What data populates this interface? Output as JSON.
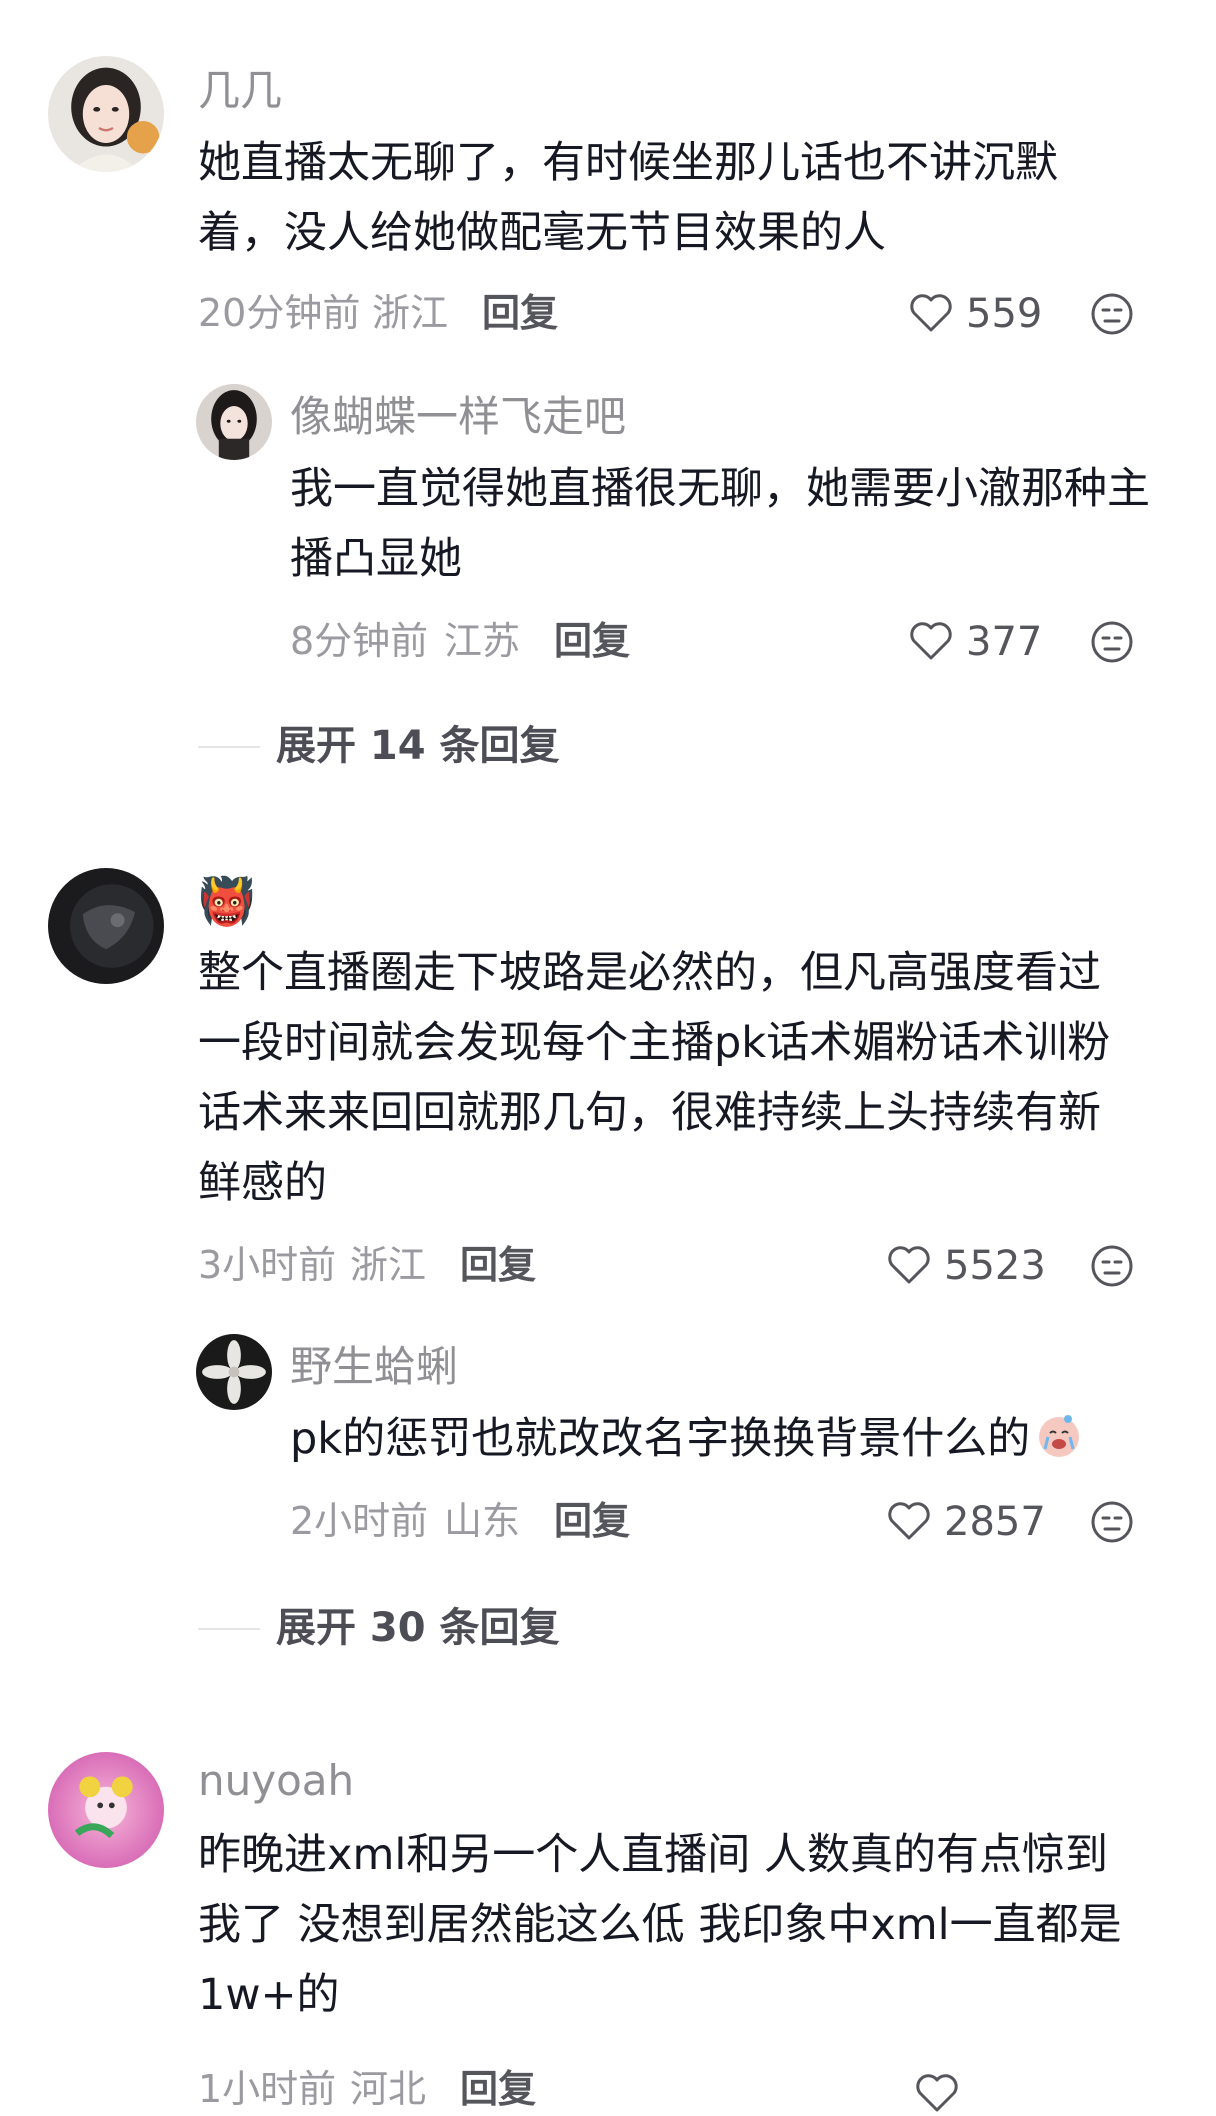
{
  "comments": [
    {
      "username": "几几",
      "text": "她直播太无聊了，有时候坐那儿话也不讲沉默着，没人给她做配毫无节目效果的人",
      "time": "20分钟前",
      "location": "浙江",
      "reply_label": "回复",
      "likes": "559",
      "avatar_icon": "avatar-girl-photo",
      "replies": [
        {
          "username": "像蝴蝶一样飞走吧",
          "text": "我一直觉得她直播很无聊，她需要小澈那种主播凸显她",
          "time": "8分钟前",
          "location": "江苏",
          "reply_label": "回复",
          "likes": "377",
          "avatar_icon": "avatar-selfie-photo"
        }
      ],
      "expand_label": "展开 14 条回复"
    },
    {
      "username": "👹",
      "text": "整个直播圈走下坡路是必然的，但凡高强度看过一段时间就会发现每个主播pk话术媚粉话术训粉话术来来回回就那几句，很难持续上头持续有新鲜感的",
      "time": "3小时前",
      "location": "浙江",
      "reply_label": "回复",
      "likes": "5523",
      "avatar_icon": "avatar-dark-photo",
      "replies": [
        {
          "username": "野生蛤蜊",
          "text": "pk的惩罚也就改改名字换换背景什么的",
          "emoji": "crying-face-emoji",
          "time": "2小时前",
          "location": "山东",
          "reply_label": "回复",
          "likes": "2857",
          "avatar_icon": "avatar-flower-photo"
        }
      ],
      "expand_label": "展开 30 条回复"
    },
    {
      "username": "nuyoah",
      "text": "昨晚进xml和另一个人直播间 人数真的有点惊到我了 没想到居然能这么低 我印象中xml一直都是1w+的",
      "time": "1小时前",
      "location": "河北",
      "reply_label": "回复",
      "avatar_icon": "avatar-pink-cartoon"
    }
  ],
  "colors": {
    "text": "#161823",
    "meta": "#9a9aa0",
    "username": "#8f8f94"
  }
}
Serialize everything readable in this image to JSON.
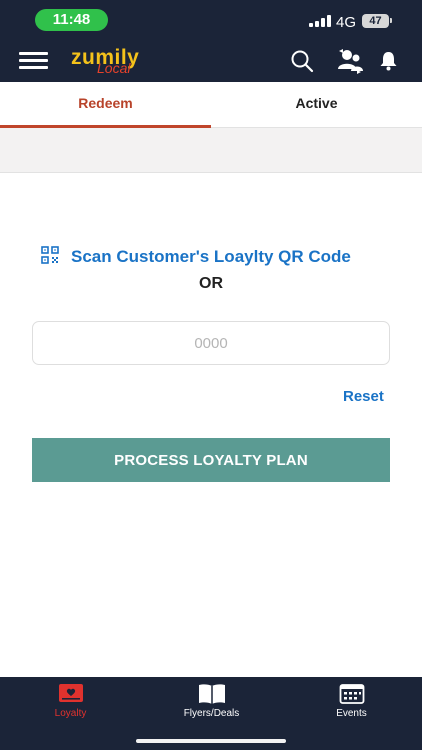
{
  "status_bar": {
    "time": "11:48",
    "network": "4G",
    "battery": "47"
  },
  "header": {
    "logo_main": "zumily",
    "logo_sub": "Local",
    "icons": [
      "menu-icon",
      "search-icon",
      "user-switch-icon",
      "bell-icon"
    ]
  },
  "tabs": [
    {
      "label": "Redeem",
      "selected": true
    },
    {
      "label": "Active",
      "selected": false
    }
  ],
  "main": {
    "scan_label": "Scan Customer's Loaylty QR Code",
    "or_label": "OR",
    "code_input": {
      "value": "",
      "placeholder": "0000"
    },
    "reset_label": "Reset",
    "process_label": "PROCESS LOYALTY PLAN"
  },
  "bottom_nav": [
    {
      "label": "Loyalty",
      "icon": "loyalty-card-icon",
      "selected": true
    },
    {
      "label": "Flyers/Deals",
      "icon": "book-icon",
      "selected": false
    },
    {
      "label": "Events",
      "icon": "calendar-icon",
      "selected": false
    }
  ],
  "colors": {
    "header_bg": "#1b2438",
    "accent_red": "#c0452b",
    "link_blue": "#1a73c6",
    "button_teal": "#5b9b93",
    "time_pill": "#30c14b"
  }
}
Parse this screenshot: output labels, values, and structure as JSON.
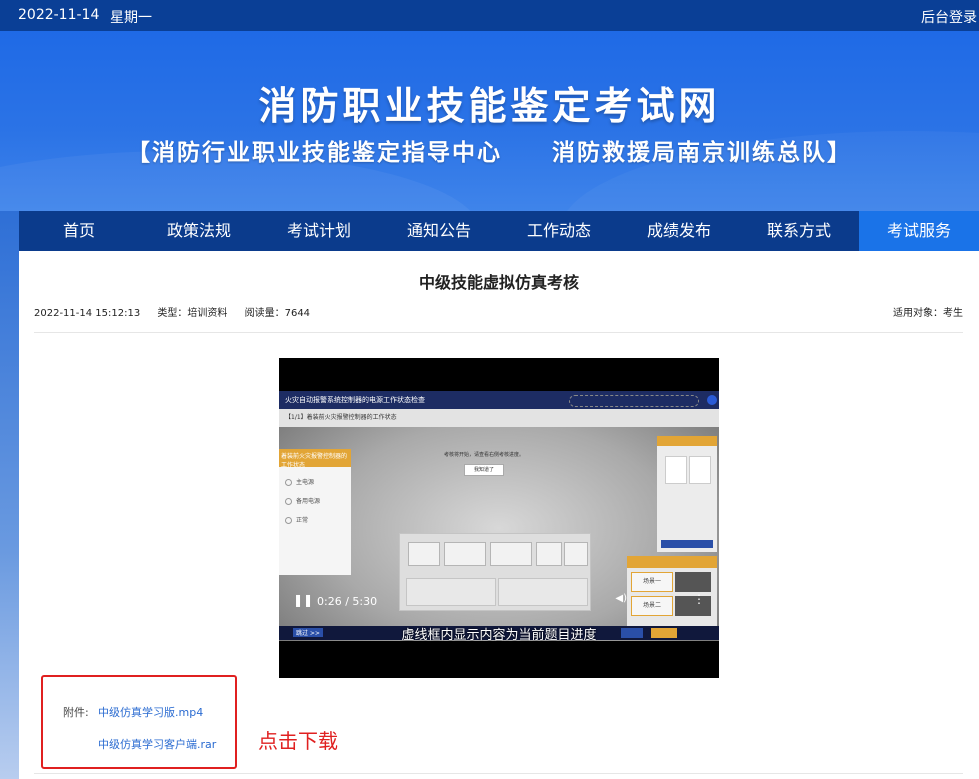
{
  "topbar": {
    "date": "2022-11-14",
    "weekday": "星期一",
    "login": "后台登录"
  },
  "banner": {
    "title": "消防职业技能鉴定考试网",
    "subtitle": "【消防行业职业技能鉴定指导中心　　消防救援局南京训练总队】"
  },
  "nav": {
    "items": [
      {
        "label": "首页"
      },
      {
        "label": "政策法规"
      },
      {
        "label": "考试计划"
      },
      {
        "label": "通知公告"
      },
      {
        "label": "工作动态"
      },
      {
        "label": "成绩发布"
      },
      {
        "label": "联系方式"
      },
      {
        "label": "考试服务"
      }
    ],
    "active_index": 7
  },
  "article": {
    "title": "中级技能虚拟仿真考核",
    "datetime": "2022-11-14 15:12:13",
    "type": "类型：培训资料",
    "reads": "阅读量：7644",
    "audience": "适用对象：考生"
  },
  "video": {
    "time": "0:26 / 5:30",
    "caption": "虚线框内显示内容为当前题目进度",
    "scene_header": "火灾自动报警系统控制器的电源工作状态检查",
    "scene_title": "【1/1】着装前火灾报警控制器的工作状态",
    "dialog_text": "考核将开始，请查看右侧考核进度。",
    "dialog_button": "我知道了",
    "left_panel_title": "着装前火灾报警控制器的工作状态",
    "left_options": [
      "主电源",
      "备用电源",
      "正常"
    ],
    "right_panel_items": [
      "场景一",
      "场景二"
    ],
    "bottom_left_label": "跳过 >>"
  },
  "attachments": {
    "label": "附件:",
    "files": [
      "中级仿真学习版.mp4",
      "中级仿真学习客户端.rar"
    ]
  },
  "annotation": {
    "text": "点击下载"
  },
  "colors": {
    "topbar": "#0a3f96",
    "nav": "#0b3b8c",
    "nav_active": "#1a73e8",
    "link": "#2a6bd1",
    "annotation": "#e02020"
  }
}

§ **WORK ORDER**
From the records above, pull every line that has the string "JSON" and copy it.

§ **RESPONSE BOX**
What data populates this interface? Output as JSON.
Serialize everything readable in this image to JSON.
Parse this screenshot: output labels, values, and structure as JSON.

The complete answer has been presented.